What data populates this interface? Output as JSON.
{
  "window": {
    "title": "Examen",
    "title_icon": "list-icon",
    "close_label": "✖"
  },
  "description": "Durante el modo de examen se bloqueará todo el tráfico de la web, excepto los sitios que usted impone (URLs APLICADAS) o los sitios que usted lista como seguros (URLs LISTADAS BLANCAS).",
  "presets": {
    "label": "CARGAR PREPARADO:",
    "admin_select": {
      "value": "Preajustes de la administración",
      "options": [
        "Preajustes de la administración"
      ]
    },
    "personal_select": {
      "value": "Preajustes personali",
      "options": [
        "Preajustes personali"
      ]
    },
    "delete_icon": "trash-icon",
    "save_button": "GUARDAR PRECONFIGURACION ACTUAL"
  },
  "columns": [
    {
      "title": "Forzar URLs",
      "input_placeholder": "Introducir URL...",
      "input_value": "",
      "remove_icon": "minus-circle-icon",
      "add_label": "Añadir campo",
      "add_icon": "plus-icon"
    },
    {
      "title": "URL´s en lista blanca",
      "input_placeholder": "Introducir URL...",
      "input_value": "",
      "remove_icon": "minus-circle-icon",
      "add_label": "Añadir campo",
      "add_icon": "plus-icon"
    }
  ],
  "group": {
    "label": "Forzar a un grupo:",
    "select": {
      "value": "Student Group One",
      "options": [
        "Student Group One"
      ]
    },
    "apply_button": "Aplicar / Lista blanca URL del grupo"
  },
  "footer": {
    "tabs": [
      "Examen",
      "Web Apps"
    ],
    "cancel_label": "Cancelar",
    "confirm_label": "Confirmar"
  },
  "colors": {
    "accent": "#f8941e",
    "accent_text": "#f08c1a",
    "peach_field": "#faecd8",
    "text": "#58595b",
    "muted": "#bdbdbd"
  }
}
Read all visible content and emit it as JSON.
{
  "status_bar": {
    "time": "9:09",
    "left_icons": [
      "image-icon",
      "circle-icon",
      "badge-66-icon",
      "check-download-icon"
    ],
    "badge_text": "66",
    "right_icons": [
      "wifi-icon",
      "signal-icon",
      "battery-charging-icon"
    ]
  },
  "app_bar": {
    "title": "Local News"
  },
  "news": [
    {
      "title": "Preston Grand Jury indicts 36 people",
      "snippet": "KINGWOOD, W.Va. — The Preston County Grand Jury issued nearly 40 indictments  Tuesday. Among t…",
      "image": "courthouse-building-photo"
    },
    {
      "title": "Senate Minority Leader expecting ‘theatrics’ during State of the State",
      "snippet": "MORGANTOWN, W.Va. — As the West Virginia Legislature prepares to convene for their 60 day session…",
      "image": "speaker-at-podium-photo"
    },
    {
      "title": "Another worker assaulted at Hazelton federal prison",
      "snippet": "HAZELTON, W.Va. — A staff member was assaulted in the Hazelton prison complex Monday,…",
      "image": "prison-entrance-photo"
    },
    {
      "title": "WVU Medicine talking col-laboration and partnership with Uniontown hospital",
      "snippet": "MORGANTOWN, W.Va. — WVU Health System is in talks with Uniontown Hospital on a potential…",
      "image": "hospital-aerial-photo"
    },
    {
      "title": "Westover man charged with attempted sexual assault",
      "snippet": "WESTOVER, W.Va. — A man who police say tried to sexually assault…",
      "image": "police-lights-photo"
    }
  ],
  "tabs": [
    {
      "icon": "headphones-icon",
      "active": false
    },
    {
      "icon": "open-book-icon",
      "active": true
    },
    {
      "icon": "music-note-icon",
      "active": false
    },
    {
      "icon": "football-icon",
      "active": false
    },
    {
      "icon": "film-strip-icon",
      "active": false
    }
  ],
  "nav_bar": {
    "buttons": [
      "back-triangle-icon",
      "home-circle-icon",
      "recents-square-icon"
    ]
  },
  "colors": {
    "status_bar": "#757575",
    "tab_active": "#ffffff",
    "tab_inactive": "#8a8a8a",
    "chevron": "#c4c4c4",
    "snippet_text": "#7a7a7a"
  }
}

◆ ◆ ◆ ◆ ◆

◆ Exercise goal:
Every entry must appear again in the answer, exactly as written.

◆ Task result:
What data populates this interface? Output as JSON.
{
  "window": {
    "title": "Examen",
    "title_icon": "list-icon",
    "close_label": "✖"
  },
  "description": "Durante el modo de examen se bloqueará todo el tráfico de la web, excepto los sitios que usted impone (URLs APLICADAS) o los sitios que usted lista como seguros (URLs LISTADAS BLANCAS).",
  "presets": {
    "label": "CARGAR PREPARADO:",
    "admin_select": {
      "value": "Preajustes de la administración",
      "options": [
        "Preajustes de la administración"
      ]
    },
    "personal_select": {
      "value": "Preajustes personali",
      "options": [
        "Preajustes personali"
      ]
    },
    "delete_icon": "trash-icon",
    "save_button": "GUARDAR PRECONFIGURACION ACTUAL"
  },
  "columns": [
    {
      "title": "Forzar URLs",
      "input_placeholder": "Introducir URL...",
      "input_value": "",
      "remove_icon": "minus-circle-icon",
      "add_label": "Añadir campo",
      "add_icon": "plus-icon"
    },
    {
      "title": "URL´s en lista blanca",
      "input_placeholder": "Introducir URL...",
      "input_value": "",
      "remove_icon": "minus-circle-icon",
      "add_label": "Añadir campo",
      "add_icon": "plus-icon"
    }
  ],
  "group": {
    "label": "Forzar a un grupo:",
    "select": {
      "value": "Student Group One",
      "options": [
        "Student Group One"
      ]
    },
    "apply_button": "Aplicar / Lista blanca URL del grupo"
  },
  "footer": {
    "tabs": [
      "Examen",
      "Web Apps"
    ],
    "cancel_label": "Cancelar",
    "confirm_label": "Confirmar"
  },
  "colors": {
    "accent": "#f8941e",
    "accent_text": "#f08c1a",
    "peach_field": "#faecd8",
    "text": "#58595b",
    "muted": "#bdbdbd"
  }
}
Read all visible content and emit it as JSON.
{
  "status_bar": {
    "time": "9:09",
    "left_icons": [
      "image-icon",
      "circle-icon",
      "badge-66-icon",
      "check-download-icon"
    ],
    "badge_text": "66",
    "right_icons": [
      "wifi-icon",
      "signal-icon",
      "battery-charging-icon"
    ]
  },
  "app_bar": {
    "title": "Local News"
  },
  "news": [
    {
      "title": "Preston Grand Jury indicts 36 people",
      "snippet": "KINGWOOD, W.Va. — The Preston County Grand Jury issued nearly 40 indictments  Tuesday. Among t…",
      "image": "courthouse-building-photo"
    },
    {
      "title": "Senate Minority Leader expecting ‘theatrics’ during State of the State",
      "snippet": "MORGANTOWN, W.Va. — As the West Virginia Legislature prepares to convene for their 60 day session…",
      "image": "speaker-at-podium-photo"
    },
    {
      "title": "Another worker assaulted at Hazelton federal prison",
      "snippet": "HAZELTON, W.Va. — A staff member was assaulted in the Hazelton prison complex Monday,…",
      "image": "prison-entrance-photo"
    },
    {
      "title": "WVU Medicine talking col-laboration and partnership with Uniontown hospital",
      "snippet": "MORGANTOWN, W.Va. — WVU Health System is in talks with Uniontown Hospital on a potential…",
      "image": "hospital-aerial-photo"
    },
    {
      "title": "Westover man charged with attempted sexual assault",
      "snippet": "WESTOVER, W.Va. — A man who police say tried to sexually assault…",
      "image": "police-lights-photo"
    }
  ],
  "tabs": [
    {
      "icon": "headphones-icon",
      "active": false
    },
    {
      "icon": "open-book-icon",
      "active": true
    },
    {
      "icon": "music-note-icon",
      "active": false
    },
    {
      "icon": "football-icon",
      "active": false
    },
    {
      "icon": "film-strip-icon",
      "active": false
    }
  ],
  "nav_bar": {
    "buttons": [
      "back-triangle-icon",
      "home-circle-icon",
      "recents-square-icon"
    ]
  },
  "colors": {
    "status_bar": "#757575",
    "tab_active": "#ffffff",
    "tab_inactive": "#8a8a8a",
    "chevron": "#c4c4c4",
    "snippet_text": "#7a7a7a"
  }
}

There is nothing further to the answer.